Forrester finds that European enterprises cite support as their biggest reason for not adopting open-source software. This has persisted for years, with support (or, a lack thereof) consistently listed as one of the top reasons that enterprises throughout the world avoid open source.
The ironic thing is that open-source companies primarily sell support, not software. So...while proprietary-software vendors sell licenses with support as an afterthought, enterprises don't seem to question that they're going to get support. At the same time, open-source companies sell support with licenses as an afterthought...and enterprise buyers worry that they won't get support.
Ultimately, I think this is a question of the relative maturity of the open-source market. Buyers equate the size of their vendor with the availability of support, and most open-source vendors are still tiny compared to Oracle, SAP, IBM, and Microsoft.
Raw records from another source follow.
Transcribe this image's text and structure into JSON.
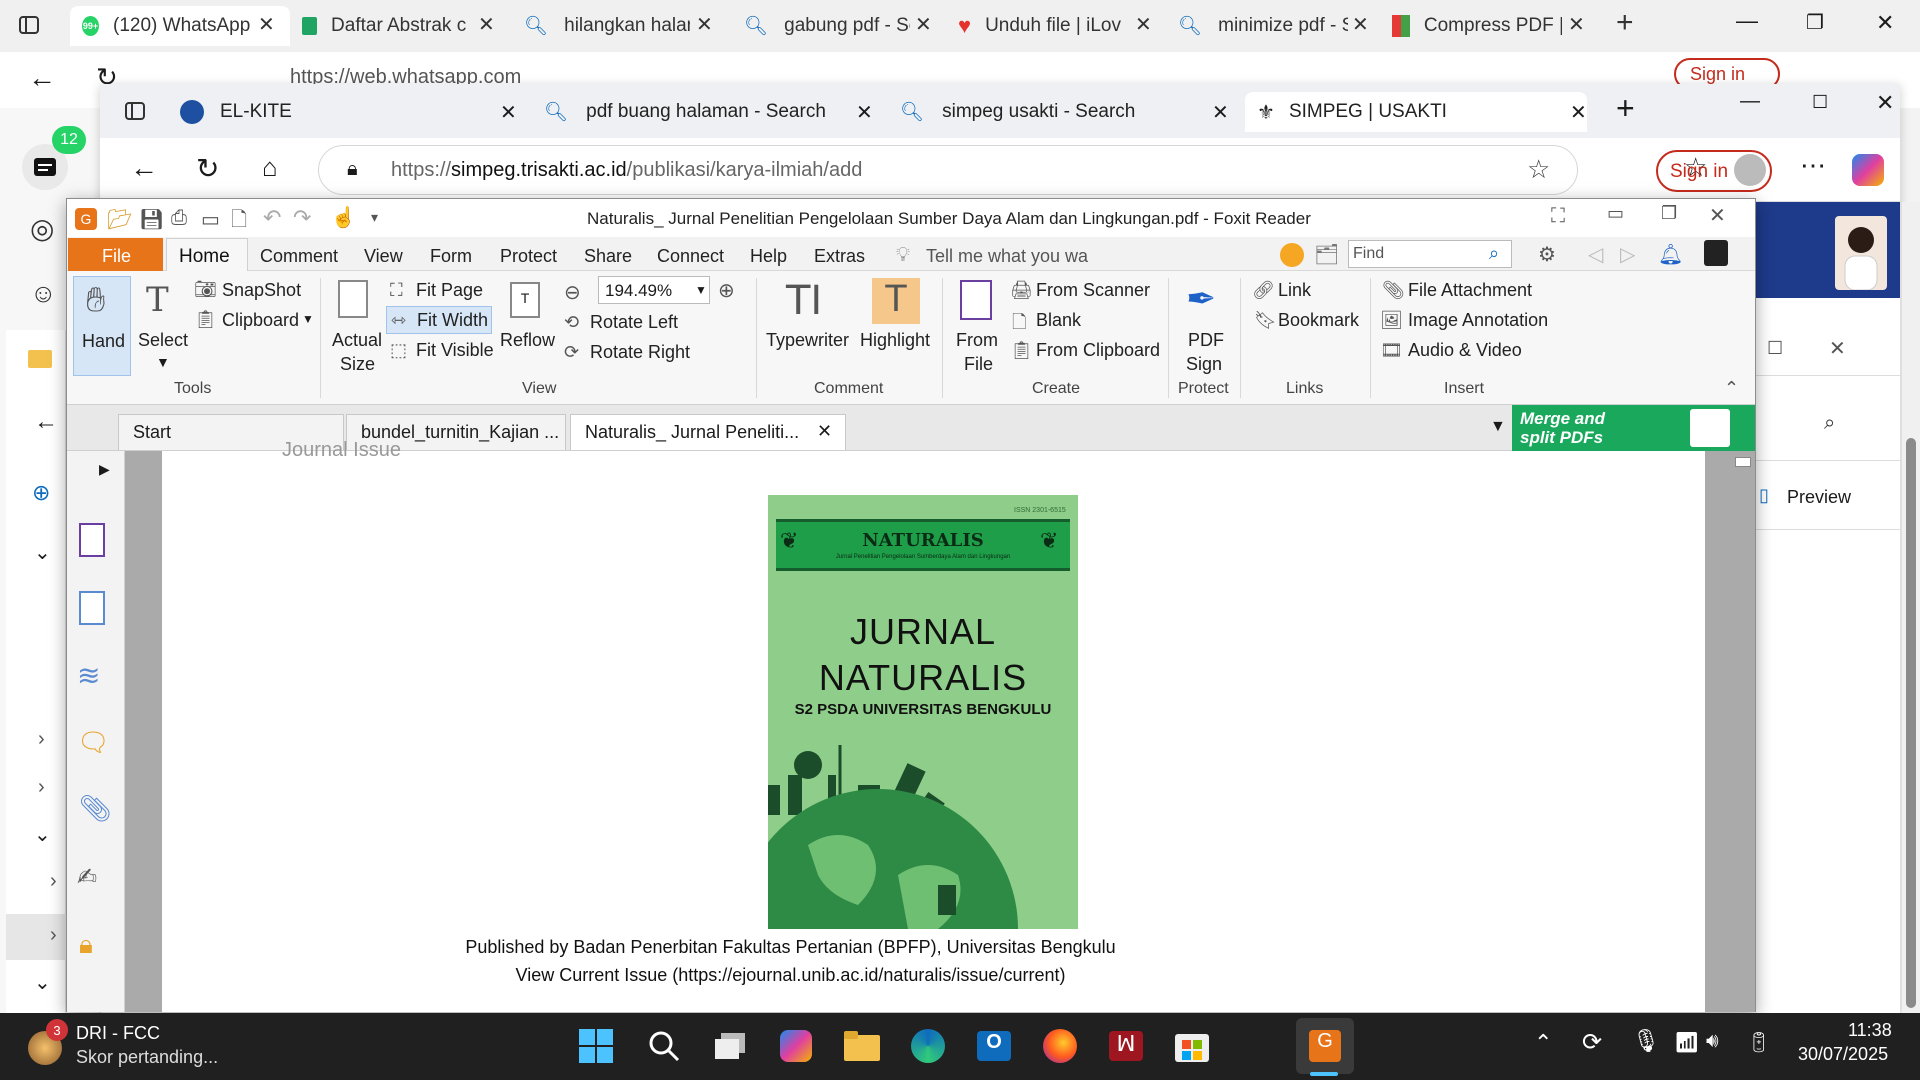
{
  "outer_browser": {
    "tabs": [
      {
        "label": "(120) WhatsApp",
        "badge": "99+"
      },
      {
        "label": "Daftar Abstrak c"
      },
      {
        "label": "hilangkan halam"
      },
      {
        "label": "gabung pdf - Se"
      },
      {
        "label": "Unduh file | iLov"
      },
      {
        "label": "minimize pdf - S"
      },
      {
        "label": "Compress PDF |"
      }
    ],
    "url": "https://web.whatsapp.com",
    "sign_in": "Sign in",
    "notif_badge": "12"
  },
  "inner_browser": {
    "tabs": [
      {
        "label": "EL-KITE"
      },
      {
        "label": "pdf buang halaman - Search"
      },
      {
        "label": "simpeg usakti - Search"
      },
      {
        "label": "SIMPEG | USAKTI"
      }
    ],
    "url_prefix": "https://",
    "url_domain": "simpeg.trisakti.ac.id",
    "url_path": "/publikasi/karya-ilmiah/add",
    "sign_in": "Sign in"
  },
  "side_panel": {
    "preview_label": "Preview"
  },
  "foxit": {
    "title": "Naturalis_ Jurnal Penelitian Pengelolaan Sumber Daya Alam dan Lingkungan.pdf - Foxit Reader",
    "menu": [
      "File",
      "Home",
      "Comment",
      "View",
      "Form",
      "Protect",
      "Share",
      "Connect",
      "Help",
      "Extras"
    ],
    "tell_me": "Tell me what you wa",
    "find_placeholder": "Find",
    "ribbon": {
      "hand": "Hand",
      "select": "Select",
      "snapshot": "SnapShot",
      "clipboard": "Clipboard",
      "actual_size_1": "Actual",
      "actual_size_2": "Size",
      "fit_page": "Fit Page",
      "fit_width": "Fit Width",
      "fit_visible": "Fit Visible",
      "reflow": "Reflow",
      "zoom": "194.49%",
      "rotate_left": "Rotate Left",
      "rotate_right": "Rotate Right",
      "typewriter": "Typewriter",
      "highlight": "Highlight",
      "from_file_1": "From",
      "from_file_2": "File",
      "from_scanner": "From Scanner",
      "blank": "Blank",
      "from_clipboard": "From Clipboard",
      "pdf_sign_1": "PDF",
      "pdf_sign_2": "Sign",
      "link": "Link",
      "bookmark": "Bookmark",
      "file_attachment": "File Attachment",
      "image_annotation": "Image Annotation",
      "audio_video": "Audio & Video"
    },
    "groups": [
      "Tools",
      "View",
      "Comment",
      "Create",
      "Protect",
      "Links",
      "Insert"
    ],
    "doc_tabs": [
      "Start",
      "bundel_turnitin_Kajian ...",
      "Naturalis_ Jurnal Peneliti..."
    ],
    "promo": {
      "line1": "Merge and",
      "line2": "split PDFs"
    }
  },
  "document": {
    "cut_text": "Journal Issue",
    "cover": {
      "issn": "ISSN 2301-6515",
      "band_title": "NATURALIS",
      "band_subtitle": "Jurnal Penelitian Pengelolaan Sumberdaya Alam dan Lingkungan",
      "title1": "JURNAL",
      "title2": "NATURALIS",
      "subtitle": "S2 PSDA UNIVERSITAS BENGKULU"
    },
    "published": "Published by Badan Penerbitan Fakultas Pertanian (BPFP), Universitas Bengkulu",
    "current_issue": "View Current Issue (https://ejournal.unib.ac.id/naturalis/issue/current)"
  },
  "taskbar": {
    "notif_count": "3",
    "app_title": "DRI - FCC",
    "app_sub": "Skor pertanding...",
    "time": "11:38",
    "date": "30/07/2025"
  },
  "colors": {
    "foxit_orange": "#e8741a",
    "cover_green": "#8fce8a",
    "band_green": "#1f9e4a",
    "promo_green": "#1aa85c",
    "edge_blue": "#0f6cbd"
  }
}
What they may be missing, however, is that a dedicated open-source vendor that makes its money selling support may well be a better source of support than a large vendor for whom support isn't its primary revenue stream.
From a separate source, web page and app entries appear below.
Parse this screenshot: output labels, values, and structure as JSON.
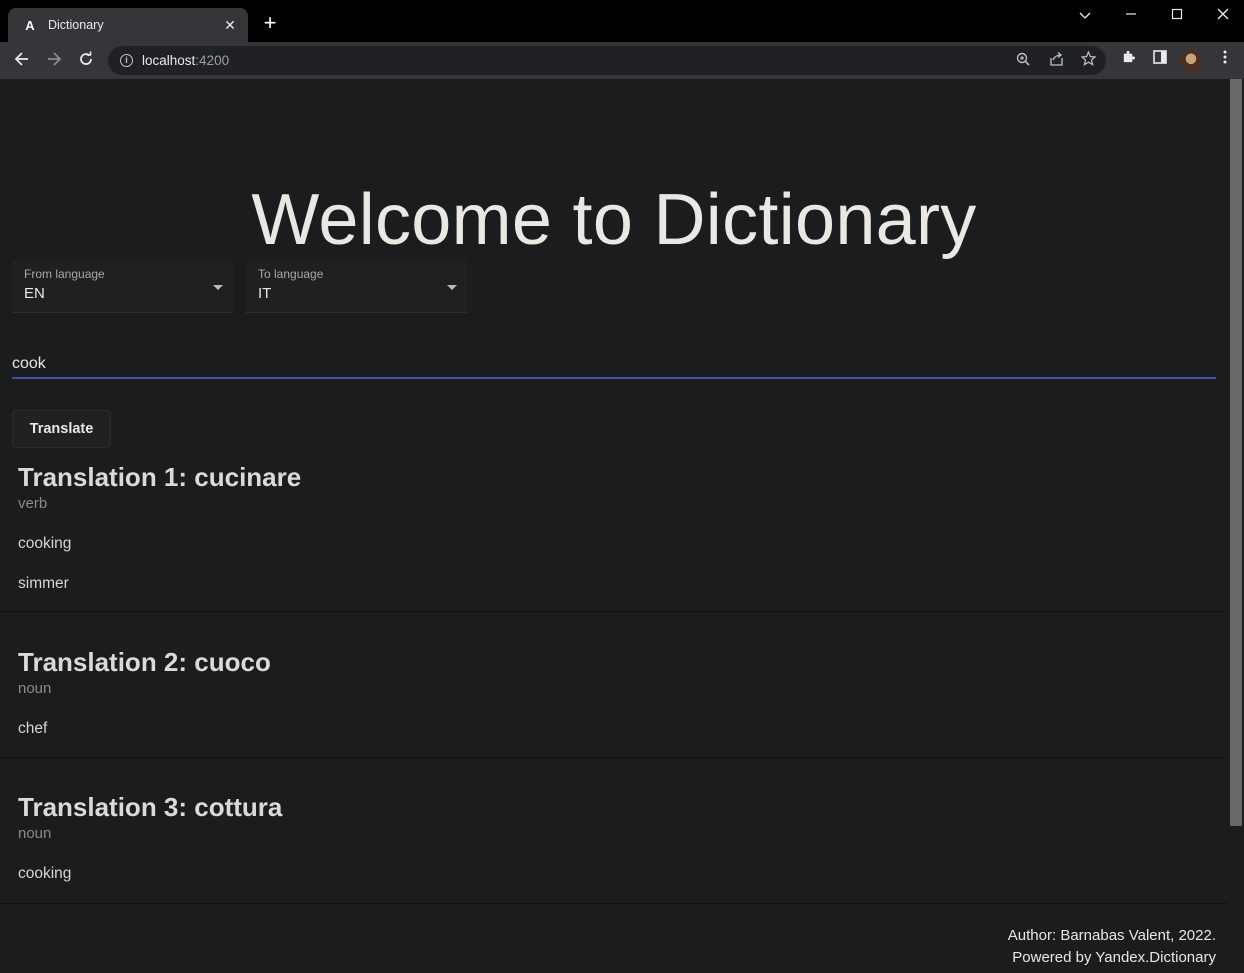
{
  "browser": {
    "tab_title": "Dictionary",
    "tab_favicon": "A",
    "url_host": "localhost",
    "url_port": ":4200"
  },
  "page": {
    "heading": "Welcome to Dictionary",
    "from_language": {
      "label": "From language",
      "value": "EN"
    },
    "to_language": {
      "label": "To language",
      "value": "IT"
    },
    "search_value": "cook",
    "translate_button": "Translate",
    "translations": [
      {
        "title": "Translation 1: cucinare",
        "type": "verb",
        "meanings": [
          "cooking",
          "simmer"
        ]
      },
      {
        "title": "Translation 2: cuoco",
        "type": "noun",
        "meanings": [
          "chef"
        ]
      },
      {
        "title": "Translation 3: cottura",
        "type": "noun",
        "meanings": [
          "cooking"
        ]
      }
    ],
    "footer": {
      "author": "Author: Barnabas Valent, 2022.",
      "powered": "Powered by Yandex.Dictionary"
    }
  }
}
I don't want to suggest that open-source support is always better than that provided by proprietary vendors. Oracle, as just one example and despite widespread grousing,.
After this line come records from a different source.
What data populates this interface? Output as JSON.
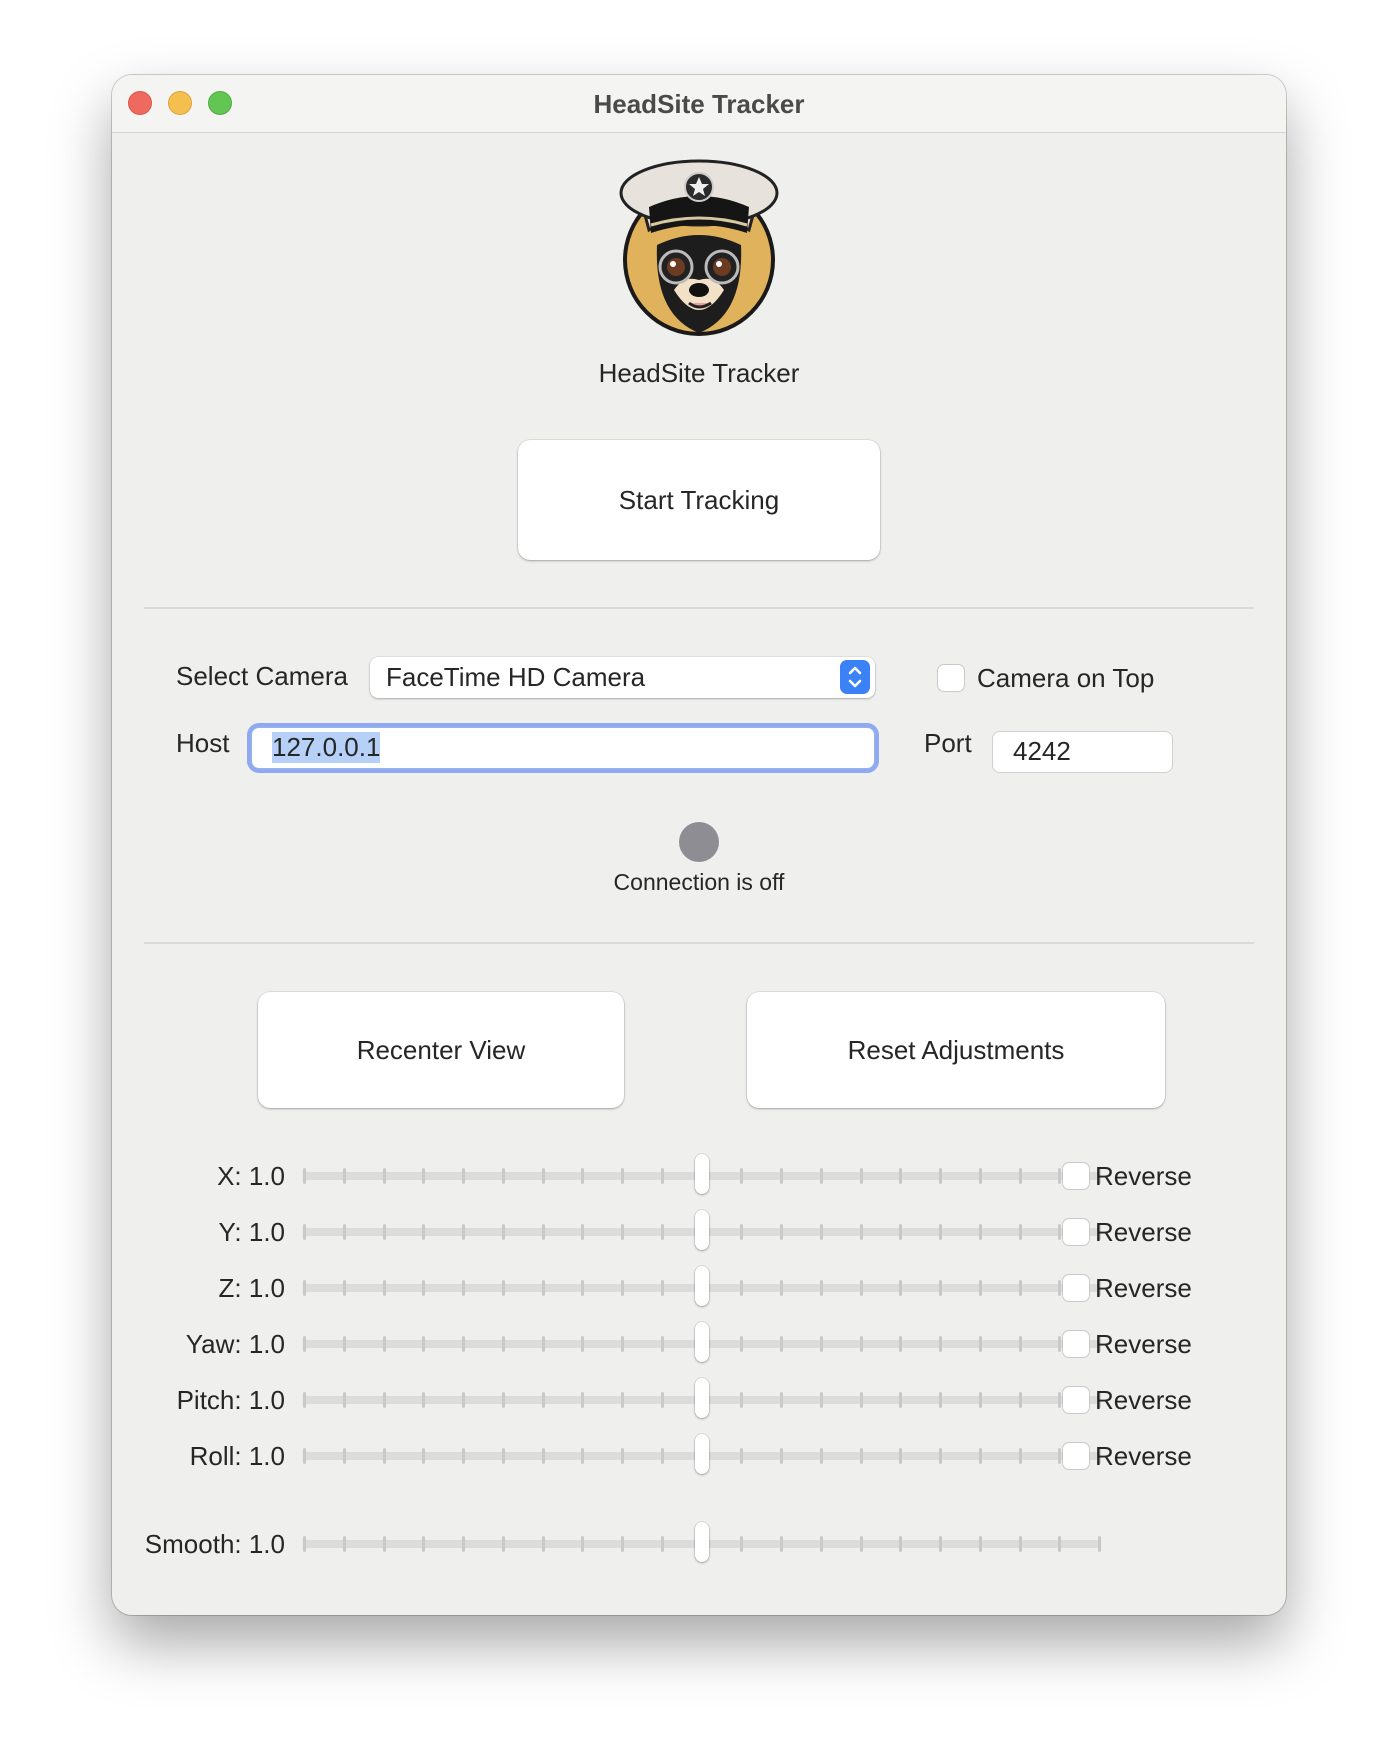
{
  "window": {
    "title": "HeadSite Tracker",
    "controls": [
      "close",
      "minimize",
      "zoom"
    ]
  },
  "header": {
    "logo_icon": "chihuahua-pilot-logo-icon",
    "app_name": "HeadSite Tracker"
  },
  "tracking": {
    "start_label": "Start Tracking"
  },
  "connection": {
    "camera_label": "Select Camera",
    "camera_value": "FaceTime HD Camera",
    "camera_on_top_label": "Camera on Top",
    "camera_on_top_checked": false,
    "host_label": "Host",
    "host_value": "127.0.0.1",
    "port_label": "Port",
    "port_value": "4242",
    "status_text": "Connection is off",
    "status_color": "#8e8d93"
  },
  "actions": {
    "recenter_label": "Recenter View",
    "reset_label": "Reset Adjustments"
  },
  "sliders": [
    {
      "label": "X: 1.0",
      "value": 0.5,
      "reverse_label": "Reverse",
      "reverse_checked": false
    },
    {
      "label": "Y: 1.0",
      "value": 0.5,
      "reverse_label": "Reverse",
      "reverse_checked": false
    },
    {
      "label": "Z: 1.0",
      "value": 0.5,
      "reverse_label": "Reverse",
      "reverse_checked": false
    },
    {
      "label": "Yaw: 1.0",
      "value": 0.5,
      "reverse_label": "Reverse",
      "reverse_checked": false
    },
    {
      "label": "Pitch: 1.0",
      "value": 0.5,
      "reverse_label": "Reverse",
      "reverse_checked": false
    },
    {
      "label": "Roll: 1.0",
      "value": 0.5,
      "reverse_label": "Reverse",
      "reverse_checked": false
    }
  ],
  "smooth": {
    "label": "Smooth: 1.0",
    "value": 0.5
  },
  "colors": {
    "accent": "#3b82f6",
    "focus_ring": "#8faaf0",
    "selection": "#b6d0f8"
  }
}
No, I'm just suggesting that stifling your company's open-source adoption because of a perceived lack of support is silly and outdated. Welcome to the 21st Century. Open-source vendors provide support as good or better than their proprietary peers. Really.